How you view your challenges can tell you a lot about yourself. Do you see them as obstacles you need to overcome? Or do you see them as challenges not worth going after because you do not deserve it? If you sound more like the second response, understand that this is due in part to having low self-esteem. You believe that you do not deserve to be sober, and because of this, the triggers presented by the world’s current situation are causing you to default to self-sabotaging thoughts. This kind of thinking will keep you from even trying. The other reason might not be because of low self-esteem, but your fear that it will involve too much hard work. You liked your comfort zone, but now you have to transition out of it, and that feels hard.
You Deserve It
Take a moment to be present, breathe, and listen to what your fears are telling you. Remember how far you have come, and remember all the people in your life who are here for you. Exercise positive self-talk; you deserve to succeed. You deserve to get through these challenges and create a better future for yourself. You deserve to be happy about your successes. You are still sober, so take pride in the fact that your hard work is paying off. Another day of sobriety means you are succeeding.

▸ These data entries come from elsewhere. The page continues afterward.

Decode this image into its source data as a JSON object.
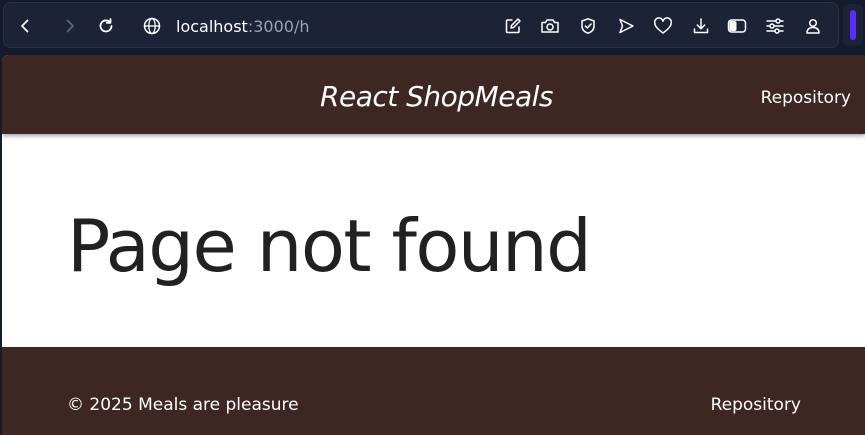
{
  "browser": {
    "url_host": "localhost",
    "url_rest": ":3000/h",
    "icons": [
      "back-icon",
      "forward-icon",
      "reload-icon",
      "globe-icon",
      "edit-icon",
      "camera-icon",
      "shield-icon",
      "send-icon",
      "heart-icon",
      "download-icon",
      "sidebar-icon",
      "sliders-icon",
      "profile-icon"
    ],
    "accent": "#5b2cff"
  },
  "header": {
    "brand": "React ShopMeals",
    "repository_link": "Repository"
  },
  "main": {
    "heading": "Page not found"
  },
  "footer": {
    "copyright": "© 2025 Meals are pleasure",
    "repository_link": "Repository"
  },
  "colors": {
    "brand_brown": "#3e2723",
    "page_background": "#ffffff",
    "heading_text": "#212121"
  }
}
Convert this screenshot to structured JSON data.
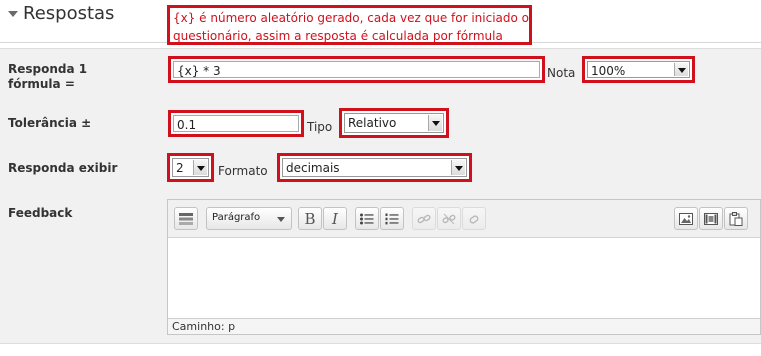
{
  "section": {
    "title": "Respostas",
    "annotation": {
      "line1": "{x} é número aleatório gerado, cada vez que for iniciado o",
      "line2": "questionário, assim a resposta é calculada por fórmula"
    }
  },
  "form": {
    "answer_formula": {
      "label_line1": "Responda 1",
      "label_line2": "fórmula =",
      "value": "{x} * 3"
    },
    "grade": {
      "label": "Nota",
      "selected": "100%"
    },
    "tolerance": {
      "label": "Tolerância ±",
      "value": "0.1"
    },
    "tolerance_type": {
      "label": "Tipo",
      "selected": "Relativo"
    },
    "answer_display": {
      "label": "Responda exibir",
      "selected": "2"
    },
    "format": {
      "label": "Formato",
      "selected": "decimais"
    },
    "feedback": {
      "label": "Feedback",
      "toolbar": {
        "toggle_icon": "toolbar-toggle-icon",
        "paragraph_select": "Parágrafo",
        "bold_icon": "B",
        "italic_icon": "I",
        "unordered_list_icon": "unordered-list-icon",
        "ordered_list_icon": "ordered-list-icon",
        "link_icon": "link-icon",
        "unlink_icon": "unlink-icon",
        "anchor_icon": "anchor-icon",
        "image_icon": "image-icon",
        "media_icon": "media-icon",
        "paste_icon": "paste-icon"
      },
      "path": "Caminho: p"
    }
  },
  "colors": {
    "annotation_red": "#d0111c",
    "panel_background": "#f1f1f1"
  }
}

Going up against the challenges of the reality we are living in right now is exhausting for everyone around the globe. It might be generating thoughts of improbability and taking into question if lifelong sobriety is even possible amid so much uncertainty. Remember, no great change happens overnight—it takes a series of small steps to build and maintain change. Start small. Focus on the day-to-day, or if it is more helpful at first, take it by the hour. Find activities you can do that will work within the parameters of the current situation. Begin to design a schedule; when you work, when you clean, when you talk to friends, and when you go to bed. Track the small achievement throughout the day and keep building on them, because remember, nobody is asking you to change overnight. When fear creeps up, listen to it—what it is drawing you to or from? Paying attention to these fears early on can help correct or avoid certain habits or pitfalls, thus avoiding a greater sense of fear later on.
Be flexible with your routine, allow yourself the freedom of choices to help you find what is going to work for you. It is normal to ask questions regarding the success or failures of your attempts. What if I can’t do it? What if I don’t accomplish everything? Do not focus on what is not working; build on what is working. Not only will focusing on what works build on itself, but it will lead to other opportunities for growth. Instead of running from your fear each time there is a bump along the way, listen to it and let it point to where and what needs a solution.

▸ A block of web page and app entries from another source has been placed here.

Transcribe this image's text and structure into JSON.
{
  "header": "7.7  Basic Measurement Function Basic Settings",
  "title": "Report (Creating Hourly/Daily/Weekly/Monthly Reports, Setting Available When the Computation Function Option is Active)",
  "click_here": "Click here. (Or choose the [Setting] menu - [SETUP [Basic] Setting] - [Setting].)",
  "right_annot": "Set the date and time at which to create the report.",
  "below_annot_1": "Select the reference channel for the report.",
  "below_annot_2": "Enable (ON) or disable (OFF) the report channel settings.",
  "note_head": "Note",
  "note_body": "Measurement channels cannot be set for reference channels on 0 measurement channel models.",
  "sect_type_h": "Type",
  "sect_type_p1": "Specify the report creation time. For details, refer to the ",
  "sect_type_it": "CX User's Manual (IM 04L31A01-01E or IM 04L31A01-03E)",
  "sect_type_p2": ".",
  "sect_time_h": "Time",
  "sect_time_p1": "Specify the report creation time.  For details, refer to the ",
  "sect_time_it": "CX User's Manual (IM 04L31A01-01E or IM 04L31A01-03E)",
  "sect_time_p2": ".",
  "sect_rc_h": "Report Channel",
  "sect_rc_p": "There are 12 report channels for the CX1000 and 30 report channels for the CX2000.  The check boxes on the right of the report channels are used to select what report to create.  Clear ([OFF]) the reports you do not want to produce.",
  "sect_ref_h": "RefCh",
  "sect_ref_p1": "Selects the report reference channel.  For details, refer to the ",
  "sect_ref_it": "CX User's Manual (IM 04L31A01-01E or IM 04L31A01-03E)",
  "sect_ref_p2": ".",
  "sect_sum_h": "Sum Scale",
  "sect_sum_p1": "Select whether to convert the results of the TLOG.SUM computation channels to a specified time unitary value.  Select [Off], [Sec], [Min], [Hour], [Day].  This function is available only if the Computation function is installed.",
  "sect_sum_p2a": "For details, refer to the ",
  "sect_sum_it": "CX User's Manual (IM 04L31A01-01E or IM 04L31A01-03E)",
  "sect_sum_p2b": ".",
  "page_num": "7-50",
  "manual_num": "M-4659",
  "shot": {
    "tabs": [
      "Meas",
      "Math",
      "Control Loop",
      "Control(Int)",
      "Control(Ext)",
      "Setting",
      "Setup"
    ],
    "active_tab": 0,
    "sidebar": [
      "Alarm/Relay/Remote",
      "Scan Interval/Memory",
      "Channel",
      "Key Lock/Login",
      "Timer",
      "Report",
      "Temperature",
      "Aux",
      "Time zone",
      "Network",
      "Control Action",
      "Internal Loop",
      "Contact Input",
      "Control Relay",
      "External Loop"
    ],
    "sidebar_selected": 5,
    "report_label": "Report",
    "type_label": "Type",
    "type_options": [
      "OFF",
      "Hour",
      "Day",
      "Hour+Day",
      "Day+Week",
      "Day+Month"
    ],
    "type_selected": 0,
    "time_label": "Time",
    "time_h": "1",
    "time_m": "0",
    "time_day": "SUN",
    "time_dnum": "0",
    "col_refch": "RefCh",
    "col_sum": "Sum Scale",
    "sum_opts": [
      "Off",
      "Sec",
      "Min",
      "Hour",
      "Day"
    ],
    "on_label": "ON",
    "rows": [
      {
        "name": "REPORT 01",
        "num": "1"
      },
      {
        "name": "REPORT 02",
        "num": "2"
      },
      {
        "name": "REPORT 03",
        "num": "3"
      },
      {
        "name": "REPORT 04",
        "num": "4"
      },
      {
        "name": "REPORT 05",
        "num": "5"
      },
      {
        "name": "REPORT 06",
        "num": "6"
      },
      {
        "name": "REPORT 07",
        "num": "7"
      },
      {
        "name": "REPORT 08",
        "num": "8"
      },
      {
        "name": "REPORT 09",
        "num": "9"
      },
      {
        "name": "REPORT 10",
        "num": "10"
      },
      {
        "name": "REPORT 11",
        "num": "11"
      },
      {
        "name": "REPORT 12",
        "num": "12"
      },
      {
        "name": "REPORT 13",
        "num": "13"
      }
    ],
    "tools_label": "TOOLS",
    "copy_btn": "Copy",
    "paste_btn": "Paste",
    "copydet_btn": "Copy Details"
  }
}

While fear can be helpful to you and your recovery, it could so lead to negative results. There is a difference between listening to your fear and believing in your fear. Fear can lead to poor decision making—you might be holding yourself back from taking the right action. This will lead to more stress, which can damage you mentally and physically. If you succumb to fear, you might start to use fear to justify a relapse. You might also experience feelings of being helpless and unsatisfied. This is because your fear is hindering your emotional sobriety, too. True Recovery believes that everyone is capable of maintaining a life of sobriety, they just need to find the type of care that works best for them. To learn more, please reach out to us today at (866)-399-6528.